## STUDY MATERIAL
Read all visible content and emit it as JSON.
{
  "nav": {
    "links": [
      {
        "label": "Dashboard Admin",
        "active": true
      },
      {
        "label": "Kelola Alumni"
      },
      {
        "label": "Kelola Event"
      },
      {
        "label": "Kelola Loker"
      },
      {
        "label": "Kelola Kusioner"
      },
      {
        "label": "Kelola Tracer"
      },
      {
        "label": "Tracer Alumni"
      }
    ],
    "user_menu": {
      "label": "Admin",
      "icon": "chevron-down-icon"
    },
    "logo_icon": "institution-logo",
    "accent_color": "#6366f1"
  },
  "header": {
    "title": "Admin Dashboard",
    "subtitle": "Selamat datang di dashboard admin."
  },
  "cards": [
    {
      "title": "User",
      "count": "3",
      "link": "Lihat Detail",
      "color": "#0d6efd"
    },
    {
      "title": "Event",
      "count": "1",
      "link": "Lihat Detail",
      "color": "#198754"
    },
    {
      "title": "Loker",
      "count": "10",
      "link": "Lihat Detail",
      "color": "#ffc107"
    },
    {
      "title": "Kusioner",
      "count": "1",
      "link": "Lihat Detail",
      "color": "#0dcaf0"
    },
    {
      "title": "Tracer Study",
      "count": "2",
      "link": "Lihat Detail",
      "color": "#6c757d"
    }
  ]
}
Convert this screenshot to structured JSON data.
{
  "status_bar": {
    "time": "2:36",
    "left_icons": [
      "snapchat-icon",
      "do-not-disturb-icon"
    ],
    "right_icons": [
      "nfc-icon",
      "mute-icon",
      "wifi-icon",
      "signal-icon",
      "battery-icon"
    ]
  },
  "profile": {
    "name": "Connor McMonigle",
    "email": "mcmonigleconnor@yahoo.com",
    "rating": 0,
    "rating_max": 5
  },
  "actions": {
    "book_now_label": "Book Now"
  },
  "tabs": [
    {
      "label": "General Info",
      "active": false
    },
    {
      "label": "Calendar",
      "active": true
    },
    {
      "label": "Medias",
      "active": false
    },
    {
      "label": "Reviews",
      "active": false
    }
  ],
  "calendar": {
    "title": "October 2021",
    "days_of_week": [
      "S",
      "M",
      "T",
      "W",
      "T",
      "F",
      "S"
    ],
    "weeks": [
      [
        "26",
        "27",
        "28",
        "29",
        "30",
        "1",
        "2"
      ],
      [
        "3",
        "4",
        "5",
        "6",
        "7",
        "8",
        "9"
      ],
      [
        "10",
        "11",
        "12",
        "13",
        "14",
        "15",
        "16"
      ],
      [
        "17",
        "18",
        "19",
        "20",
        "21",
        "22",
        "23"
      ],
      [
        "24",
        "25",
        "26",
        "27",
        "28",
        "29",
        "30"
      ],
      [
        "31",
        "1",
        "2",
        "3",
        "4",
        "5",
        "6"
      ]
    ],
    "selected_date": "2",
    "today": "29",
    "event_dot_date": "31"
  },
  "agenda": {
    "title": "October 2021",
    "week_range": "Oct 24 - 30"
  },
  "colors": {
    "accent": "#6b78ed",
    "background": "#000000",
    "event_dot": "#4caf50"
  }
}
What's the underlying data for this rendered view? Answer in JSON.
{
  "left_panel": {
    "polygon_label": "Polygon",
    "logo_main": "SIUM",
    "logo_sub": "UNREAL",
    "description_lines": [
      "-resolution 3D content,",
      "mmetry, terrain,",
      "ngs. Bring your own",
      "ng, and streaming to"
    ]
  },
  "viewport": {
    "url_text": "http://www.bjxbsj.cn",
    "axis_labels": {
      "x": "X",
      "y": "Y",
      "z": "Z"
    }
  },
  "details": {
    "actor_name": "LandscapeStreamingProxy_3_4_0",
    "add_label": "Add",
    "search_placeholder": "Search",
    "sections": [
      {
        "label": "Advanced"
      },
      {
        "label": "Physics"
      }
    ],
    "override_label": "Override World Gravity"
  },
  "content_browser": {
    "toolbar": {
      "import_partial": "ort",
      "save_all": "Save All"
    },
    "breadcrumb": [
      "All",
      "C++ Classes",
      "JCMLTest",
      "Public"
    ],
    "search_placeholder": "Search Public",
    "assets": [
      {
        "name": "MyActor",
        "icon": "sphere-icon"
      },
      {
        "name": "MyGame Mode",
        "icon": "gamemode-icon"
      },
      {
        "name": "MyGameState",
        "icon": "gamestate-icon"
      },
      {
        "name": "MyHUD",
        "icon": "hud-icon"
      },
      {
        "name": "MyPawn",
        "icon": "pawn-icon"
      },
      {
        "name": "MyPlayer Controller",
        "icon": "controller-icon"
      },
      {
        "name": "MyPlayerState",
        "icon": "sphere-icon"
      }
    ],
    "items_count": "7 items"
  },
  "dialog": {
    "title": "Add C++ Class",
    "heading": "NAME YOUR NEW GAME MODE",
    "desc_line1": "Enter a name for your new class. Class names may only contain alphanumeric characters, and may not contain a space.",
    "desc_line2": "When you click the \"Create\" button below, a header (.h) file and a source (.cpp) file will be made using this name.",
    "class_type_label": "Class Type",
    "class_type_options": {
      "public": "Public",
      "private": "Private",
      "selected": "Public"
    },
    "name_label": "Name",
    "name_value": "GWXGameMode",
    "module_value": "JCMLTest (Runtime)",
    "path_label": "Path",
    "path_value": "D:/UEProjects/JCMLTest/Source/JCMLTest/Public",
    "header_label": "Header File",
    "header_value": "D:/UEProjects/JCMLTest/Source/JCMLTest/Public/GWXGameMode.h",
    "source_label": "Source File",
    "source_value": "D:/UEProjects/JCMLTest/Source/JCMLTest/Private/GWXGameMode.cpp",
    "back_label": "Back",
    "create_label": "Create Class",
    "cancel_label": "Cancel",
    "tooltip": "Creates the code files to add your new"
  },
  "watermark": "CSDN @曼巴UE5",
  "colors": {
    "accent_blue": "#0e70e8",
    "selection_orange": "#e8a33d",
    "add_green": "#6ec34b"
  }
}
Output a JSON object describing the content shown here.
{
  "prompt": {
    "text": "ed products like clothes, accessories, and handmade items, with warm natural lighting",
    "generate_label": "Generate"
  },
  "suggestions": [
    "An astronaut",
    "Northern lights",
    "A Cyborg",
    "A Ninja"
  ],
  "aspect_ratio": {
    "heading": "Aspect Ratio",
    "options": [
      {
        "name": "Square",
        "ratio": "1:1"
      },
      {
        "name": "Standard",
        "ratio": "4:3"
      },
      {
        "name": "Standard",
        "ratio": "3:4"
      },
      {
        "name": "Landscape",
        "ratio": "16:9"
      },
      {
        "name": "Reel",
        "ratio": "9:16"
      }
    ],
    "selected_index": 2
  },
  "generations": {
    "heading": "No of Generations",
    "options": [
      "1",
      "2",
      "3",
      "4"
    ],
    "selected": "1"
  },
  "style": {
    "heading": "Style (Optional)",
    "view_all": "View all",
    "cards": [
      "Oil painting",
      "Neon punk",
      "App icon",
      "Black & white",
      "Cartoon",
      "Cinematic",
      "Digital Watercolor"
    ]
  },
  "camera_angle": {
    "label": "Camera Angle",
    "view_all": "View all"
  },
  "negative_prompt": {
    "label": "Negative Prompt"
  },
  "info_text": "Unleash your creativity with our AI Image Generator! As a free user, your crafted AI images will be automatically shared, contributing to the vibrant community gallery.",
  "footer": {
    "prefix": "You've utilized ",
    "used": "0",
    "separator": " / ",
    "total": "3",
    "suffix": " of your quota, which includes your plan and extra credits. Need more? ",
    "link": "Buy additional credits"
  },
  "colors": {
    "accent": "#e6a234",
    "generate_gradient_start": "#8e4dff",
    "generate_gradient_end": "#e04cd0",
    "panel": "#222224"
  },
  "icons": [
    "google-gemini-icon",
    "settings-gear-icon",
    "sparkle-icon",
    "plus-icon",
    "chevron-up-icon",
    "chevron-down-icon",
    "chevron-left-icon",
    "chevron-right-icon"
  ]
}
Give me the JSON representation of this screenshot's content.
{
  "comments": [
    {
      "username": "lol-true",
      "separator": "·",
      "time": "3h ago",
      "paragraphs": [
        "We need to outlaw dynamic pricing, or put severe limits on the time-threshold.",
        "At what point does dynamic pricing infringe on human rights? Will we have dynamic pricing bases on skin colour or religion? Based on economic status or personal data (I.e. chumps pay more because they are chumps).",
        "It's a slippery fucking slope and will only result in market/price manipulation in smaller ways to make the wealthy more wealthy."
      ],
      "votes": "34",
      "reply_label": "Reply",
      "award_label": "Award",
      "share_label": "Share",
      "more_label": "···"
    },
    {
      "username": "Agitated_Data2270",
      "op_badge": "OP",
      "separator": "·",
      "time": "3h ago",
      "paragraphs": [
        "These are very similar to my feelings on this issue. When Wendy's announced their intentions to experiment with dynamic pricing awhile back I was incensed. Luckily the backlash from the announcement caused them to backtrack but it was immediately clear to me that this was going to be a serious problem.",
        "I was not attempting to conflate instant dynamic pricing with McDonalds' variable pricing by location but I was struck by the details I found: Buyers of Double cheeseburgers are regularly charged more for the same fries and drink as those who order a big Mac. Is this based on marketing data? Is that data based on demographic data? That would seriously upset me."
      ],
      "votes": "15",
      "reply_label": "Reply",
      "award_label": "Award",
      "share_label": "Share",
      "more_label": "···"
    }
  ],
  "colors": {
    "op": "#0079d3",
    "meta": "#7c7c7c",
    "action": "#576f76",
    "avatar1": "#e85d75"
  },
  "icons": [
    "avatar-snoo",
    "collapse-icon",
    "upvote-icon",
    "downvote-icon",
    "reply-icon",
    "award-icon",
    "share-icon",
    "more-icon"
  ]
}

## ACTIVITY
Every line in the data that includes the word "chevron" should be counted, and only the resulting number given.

## PROBLEM SOLUTION
5